## Element data from apps and pages
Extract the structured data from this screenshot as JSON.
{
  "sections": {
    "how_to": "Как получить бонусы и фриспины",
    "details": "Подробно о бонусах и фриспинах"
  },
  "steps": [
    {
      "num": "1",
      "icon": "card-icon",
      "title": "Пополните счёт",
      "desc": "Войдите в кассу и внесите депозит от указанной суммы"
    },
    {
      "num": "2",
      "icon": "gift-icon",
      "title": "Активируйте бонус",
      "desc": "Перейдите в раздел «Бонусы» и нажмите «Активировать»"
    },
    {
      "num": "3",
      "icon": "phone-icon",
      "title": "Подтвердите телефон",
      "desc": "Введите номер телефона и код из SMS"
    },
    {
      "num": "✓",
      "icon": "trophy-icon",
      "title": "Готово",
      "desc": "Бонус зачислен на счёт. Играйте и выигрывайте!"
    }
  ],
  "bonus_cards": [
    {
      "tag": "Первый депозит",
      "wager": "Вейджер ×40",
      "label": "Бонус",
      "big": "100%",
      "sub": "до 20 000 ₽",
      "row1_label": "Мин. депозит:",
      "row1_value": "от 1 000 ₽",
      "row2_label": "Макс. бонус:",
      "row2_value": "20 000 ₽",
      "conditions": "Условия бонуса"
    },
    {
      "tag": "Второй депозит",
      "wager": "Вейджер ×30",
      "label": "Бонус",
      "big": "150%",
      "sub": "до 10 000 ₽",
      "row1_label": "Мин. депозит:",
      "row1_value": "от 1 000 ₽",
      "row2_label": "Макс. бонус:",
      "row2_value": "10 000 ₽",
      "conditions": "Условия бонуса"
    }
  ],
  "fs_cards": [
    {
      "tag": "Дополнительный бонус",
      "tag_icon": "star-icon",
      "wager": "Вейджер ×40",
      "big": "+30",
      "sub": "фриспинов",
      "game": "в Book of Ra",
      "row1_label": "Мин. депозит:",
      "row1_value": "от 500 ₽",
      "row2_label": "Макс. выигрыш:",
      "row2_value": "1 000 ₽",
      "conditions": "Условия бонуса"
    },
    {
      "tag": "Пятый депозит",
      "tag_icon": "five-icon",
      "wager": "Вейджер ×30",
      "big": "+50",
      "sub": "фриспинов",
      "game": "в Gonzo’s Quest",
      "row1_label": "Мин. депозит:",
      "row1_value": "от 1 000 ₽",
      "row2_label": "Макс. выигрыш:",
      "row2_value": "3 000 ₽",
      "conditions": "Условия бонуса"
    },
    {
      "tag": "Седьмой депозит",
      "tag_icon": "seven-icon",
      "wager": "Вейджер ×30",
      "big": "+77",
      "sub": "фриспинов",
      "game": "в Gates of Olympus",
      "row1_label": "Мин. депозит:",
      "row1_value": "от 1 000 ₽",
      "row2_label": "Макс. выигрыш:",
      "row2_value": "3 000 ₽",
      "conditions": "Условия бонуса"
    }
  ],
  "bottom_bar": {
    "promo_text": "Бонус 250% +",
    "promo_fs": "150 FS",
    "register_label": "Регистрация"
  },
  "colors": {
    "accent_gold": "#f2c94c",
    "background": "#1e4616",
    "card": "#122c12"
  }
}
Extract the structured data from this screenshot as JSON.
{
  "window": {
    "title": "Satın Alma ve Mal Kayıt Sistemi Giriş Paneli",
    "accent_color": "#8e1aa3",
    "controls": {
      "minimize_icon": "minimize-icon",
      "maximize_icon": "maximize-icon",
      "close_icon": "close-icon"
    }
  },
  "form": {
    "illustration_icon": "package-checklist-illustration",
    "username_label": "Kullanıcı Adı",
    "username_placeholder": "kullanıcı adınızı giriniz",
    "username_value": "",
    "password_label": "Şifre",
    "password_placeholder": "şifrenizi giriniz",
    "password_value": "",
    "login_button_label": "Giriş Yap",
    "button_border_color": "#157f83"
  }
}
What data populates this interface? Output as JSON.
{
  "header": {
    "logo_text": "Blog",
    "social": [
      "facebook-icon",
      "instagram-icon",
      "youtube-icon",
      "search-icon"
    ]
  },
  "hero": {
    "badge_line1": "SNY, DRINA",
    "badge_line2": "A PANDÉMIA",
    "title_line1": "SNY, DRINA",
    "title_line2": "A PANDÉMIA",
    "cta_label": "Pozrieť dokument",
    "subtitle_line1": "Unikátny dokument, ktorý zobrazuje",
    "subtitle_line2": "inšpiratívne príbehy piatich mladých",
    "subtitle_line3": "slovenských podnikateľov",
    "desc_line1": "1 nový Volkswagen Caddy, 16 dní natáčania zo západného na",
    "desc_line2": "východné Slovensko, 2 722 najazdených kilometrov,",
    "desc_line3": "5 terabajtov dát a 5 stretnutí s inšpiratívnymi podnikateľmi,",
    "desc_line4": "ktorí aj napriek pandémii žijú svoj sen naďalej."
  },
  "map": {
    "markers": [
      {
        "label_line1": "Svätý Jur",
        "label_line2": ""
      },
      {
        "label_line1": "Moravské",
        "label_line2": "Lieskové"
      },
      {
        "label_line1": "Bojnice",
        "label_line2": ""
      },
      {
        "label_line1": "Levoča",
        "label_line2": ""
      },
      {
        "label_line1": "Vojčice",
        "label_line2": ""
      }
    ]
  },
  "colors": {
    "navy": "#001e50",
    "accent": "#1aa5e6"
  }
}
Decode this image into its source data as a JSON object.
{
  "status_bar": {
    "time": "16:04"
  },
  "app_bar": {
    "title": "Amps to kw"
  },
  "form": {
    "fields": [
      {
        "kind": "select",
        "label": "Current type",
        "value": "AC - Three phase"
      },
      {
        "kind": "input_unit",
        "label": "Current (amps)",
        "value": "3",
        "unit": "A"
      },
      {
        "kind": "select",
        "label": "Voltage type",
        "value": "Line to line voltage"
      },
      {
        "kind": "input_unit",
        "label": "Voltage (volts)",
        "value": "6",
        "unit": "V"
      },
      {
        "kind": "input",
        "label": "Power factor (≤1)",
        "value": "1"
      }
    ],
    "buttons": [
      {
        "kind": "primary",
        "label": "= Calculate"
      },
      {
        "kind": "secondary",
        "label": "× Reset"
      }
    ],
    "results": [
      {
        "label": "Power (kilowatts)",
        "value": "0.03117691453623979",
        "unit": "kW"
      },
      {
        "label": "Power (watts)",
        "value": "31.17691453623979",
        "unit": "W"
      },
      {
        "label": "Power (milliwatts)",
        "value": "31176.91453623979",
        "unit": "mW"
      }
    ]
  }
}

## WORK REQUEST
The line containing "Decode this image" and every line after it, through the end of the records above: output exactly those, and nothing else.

## ANSWER SECTION
Decode this image into its source data as a JSON object.
{
  "status_bar": {
    "time": "16:04"
  },
  "app_bar": {
    "title": "Amps to kw"
  },
  "form": {
    "fields": [
      {
        "kind": "select",
        "label": "Current type",
        "value": "AC - Three phase"
      },
      {
        "kind": "input_unit",
        "label": "Current (amps)",
        "value": "3",
        "unit": "A"
      },
      {
        "kind": "select",
        "label": "Voltage type",
        "value": "Line to line voltage"
      },
      {
        "kind": "input_unit",
        "label": "Voltage (volts)",
        "value": "6",
        "unit": "V"
      },
      {
        "kind": "input",
        "label": "Power factor (≤1)",
        "value": "1"
      }
    ],
    "buttons": [
      {
        "kind": "primary",
        "label": "= Calculate"
      },
      {
        "kind": "secondary",
        "label": "× Reset"
      }
    ],
    "results": [
      {
        "label": "Power (kilowatts)",
        "value": "0.03117691453623979",
        "unit": "kW"
      },
      {
        "label": "Power (watts)",
        "value": "31.17691453623979",
        "unit": "W"
      },
      {
        "label": "Power (milliwatts)",
        "value": "31176.91453623979",
        "unit": "mW"
      }
    ]
  }
}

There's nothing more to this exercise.